The Canadian International Trade Tribunal has made a final determination that aluminum extrusions into the country from China has caused injury or threaten to cause injury to the domestic market. This confirms a preliminary determination by the Canadian government, finding injury to the Canadian market by the Chinese imports.
The ruling comes following a determination by the president of the Canada Border Services Agency that found that aluminum extrusions originating in or exported from the China have been dumped and subsidized. Antidumping and or countervailing duties will be imposed since the Tribunal finds that dumped or subsidized products are injuring or threatening to injure the Canadian producers. Any objections to an imposition of antidumping and countervailing duties must be submitted to the Tribunal by May 1st 2009.
China's Ministry of Commerce earlier this month strongly protested the Canadian government's decision.
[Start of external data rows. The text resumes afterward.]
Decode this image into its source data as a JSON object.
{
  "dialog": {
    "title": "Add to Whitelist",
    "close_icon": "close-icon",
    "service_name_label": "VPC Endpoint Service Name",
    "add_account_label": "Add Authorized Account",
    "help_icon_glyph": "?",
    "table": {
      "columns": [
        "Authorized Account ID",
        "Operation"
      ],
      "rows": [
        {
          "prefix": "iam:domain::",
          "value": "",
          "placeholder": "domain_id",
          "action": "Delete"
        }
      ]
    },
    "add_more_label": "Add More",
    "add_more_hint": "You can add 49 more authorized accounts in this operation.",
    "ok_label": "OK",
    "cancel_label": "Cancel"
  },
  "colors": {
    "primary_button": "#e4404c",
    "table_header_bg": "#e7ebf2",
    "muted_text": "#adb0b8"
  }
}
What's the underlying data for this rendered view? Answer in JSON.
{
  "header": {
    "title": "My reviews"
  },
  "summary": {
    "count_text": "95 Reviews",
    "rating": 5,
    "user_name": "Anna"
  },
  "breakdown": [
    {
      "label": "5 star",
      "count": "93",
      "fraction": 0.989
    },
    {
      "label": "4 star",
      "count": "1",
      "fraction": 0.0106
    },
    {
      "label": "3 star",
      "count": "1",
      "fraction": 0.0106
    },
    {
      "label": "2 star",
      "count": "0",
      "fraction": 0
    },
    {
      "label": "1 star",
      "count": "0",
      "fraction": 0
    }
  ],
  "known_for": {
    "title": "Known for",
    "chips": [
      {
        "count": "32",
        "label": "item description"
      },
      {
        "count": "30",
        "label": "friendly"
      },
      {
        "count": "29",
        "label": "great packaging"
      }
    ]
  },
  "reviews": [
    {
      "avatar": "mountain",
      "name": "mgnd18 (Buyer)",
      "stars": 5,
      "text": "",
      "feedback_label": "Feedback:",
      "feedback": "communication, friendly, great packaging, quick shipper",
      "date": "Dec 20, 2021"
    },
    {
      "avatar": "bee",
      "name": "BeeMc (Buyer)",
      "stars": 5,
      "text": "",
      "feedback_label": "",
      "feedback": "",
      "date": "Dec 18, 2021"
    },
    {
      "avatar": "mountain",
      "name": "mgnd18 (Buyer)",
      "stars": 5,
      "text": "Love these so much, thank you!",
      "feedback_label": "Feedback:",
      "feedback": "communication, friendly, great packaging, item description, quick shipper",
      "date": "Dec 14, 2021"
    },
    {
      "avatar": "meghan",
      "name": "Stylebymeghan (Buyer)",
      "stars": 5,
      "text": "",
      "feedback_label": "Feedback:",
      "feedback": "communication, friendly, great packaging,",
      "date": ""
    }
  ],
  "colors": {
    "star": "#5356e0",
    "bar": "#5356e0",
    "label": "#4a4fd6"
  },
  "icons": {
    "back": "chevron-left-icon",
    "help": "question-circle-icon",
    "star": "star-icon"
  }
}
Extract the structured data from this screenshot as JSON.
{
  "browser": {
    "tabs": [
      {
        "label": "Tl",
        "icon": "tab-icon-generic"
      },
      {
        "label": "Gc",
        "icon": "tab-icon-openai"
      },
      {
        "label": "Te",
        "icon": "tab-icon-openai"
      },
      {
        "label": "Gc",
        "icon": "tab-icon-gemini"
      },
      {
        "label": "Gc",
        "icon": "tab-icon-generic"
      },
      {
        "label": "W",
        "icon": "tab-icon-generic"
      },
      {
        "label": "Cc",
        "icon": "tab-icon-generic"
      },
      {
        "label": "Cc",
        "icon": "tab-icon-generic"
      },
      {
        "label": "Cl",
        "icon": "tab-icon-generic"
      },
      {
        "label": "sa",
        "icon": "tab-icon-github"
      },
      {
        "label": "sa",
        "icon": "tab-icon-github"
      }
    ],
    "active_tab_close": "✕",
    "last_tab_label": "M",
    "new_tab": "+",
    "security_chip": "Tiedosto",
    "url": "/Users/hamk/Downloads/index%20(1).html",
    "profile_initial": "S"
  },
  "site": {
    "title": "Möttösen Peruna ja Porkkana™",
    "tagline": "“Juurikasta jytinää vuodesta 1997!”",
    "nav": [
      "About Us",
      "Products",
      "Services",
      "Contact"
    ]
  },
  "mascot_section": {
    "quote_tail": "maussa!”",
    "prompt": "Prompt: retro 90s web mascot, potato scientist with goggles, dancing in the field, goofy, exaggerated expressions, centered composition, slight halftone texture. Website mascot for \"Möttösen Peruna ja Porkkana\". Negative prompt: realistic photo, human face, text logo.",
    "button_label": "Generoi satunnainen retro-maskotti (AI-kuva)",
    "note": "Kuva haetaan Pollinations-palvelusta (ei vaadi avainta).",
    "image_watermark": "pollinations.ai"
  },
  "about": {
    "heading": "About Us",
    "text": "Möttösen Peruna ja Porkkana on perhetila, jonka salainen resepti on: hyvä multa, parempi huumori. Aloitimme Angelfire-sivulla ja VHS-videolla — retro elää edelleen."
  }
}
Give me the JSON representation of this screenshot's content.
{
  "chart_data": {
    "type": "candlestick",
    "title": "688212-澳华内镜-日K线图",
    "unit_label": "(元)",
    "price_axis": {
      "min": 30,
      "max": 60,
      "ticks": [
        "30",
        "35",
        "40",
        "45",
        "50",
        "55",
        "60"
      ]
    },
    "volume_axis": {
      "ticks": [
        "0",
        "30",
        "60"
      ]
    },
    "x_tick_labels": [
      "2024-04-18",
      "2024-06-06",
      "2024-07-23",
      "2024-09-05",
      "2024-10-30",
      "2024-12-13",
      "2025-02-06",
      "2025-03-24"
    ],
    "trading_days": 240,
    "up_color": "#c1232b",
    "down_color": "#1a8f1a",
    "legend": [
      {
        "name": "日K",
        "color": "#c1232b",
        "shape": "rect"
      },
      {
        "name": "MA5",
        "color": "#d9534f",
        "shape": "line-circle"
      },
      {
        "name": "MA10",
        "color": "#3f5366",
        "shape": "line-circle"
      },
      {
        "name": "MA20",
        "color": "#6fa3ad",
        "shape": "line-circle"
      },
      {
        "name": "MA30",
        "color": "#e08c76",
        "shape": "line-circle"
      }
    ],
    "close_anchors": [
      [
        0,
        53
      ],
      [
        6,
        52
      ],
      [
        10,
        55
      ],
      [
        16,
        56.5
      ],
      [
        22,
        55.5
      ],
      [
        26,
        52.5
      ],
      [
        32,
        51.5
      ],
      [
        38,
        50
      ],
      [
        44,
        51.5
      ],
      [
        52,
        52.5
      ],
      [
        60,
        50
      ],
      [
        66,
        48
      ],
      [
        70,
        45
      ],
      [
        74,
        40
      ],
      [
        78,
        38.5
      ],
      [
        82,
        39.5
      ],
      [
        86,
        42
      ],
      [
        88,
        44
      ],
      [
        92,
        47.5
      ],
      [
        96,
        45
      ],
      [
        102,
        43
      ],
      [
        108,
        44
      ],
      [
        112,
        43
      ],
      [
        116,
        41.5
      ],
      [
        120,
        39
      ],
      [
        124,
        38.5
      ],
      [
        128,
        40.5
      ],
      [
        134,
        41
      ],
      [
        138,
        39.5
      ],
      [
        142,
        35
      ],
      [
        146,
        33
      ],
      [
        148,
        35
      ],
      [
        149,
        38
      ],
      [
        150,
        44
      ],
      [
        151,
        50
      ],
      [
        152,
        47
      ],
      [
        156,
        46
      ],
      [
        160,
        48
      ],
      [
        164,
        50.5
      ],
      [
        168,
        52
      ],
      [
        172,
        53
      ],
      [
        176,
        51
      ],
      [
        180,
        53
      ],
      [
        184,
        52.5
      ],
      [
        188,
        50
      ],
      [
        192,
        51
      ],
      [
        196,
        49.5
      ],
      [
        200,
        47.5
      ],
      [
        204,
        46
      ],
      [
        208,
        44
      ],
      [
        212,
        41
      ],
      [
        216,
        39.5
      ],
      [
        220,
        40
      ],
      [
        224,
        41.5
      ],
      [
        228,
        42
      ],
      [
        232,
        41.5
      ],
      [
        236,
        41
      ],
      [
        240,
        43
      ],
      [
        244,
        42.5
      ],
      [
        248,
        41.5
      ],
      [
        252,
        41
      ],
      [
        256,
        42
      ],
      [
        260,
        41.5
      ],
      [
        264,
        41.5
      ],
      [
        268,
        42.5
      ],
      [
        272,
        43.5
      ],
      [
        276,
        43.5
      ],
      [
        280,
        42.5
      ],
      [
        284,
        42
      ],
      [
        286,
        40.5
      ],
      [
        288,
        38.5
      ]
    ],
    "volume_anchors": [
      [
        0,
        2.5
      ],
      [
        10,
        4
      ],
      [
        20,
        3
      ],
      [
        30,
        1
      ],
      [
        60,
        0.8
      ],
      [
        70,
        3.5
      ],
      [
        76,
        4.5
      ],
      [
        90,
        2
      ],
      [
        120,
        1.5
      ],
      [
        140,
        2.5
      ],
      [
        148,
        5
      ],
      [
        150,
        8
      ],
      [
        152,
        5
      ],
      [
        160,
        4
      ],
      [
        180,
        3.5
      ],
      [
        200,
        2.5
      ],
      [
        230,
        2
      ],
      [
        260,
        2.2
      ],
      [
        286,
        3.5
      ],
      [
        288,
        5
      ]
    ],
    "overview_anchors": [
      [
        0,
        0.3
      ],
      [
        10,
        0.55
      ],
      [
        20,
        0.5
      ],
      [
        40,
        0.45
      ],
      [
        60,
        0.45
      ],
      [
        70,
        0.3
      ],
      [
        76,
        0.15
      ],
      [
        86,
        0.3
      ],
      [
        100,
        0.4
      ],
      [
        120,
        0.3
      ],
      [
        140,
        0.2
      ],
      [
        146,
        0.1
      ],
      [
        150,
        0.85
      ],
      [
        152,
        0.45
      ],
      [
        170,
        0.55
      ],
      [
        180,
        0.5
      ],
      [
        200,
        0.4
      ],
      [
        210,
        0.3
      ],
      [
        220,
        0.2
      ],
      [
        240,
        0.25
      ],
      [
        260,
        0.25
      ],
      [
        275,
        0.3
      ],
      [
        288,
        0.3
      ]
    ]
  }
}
MOC spokesman Mr Yao Jian said that Canada's judgment that China's aluminum extrusion industry is not a market oriented industry is false as the industry is a highly competitive sector, mainly run by private companies.
Mr Yao said that there were also problems in the investigation procedures conducted by Canada, arguing Canada's decision of determining the dumping margin by relying on surrogate data and, meanwhile, collecting countervailing duties was against rules of the World Trade Organization. He added that Chinese enterprises are evaluating Canada's final decision and China Nonferrous Metals Industry has suggested the government should ask the WTO to probe the case.
The president of the Canadian Border Services Agency launched the investigation on August 18th 2009 into the alleged injurious dumping and subsidizing of Chinese aluminum extrusion shipments. The complaint was filed by Almag Aluminum, Apel Extrusions, Can Art Aluminum Extrusion, Metra Aluminum, Signature Aluminum Canada, Spectra Aluminum Products and Spectra Anodizing, claiming they had suffered injury as result of dumped and subsidized imports of aluminum extrusions from China.
While the Canadian extruders proceeded with filing a petition, which led to an investigation and positive final determinations, the US extruders put their efforts on hold, as proving a case in the US was harder and more costly than the smaller Canadian market. Extruders have said it would cost about USD 1.5 million to USD 2 million to launch a complaint. And at a time when business is down considerably, this could hit extruders hard.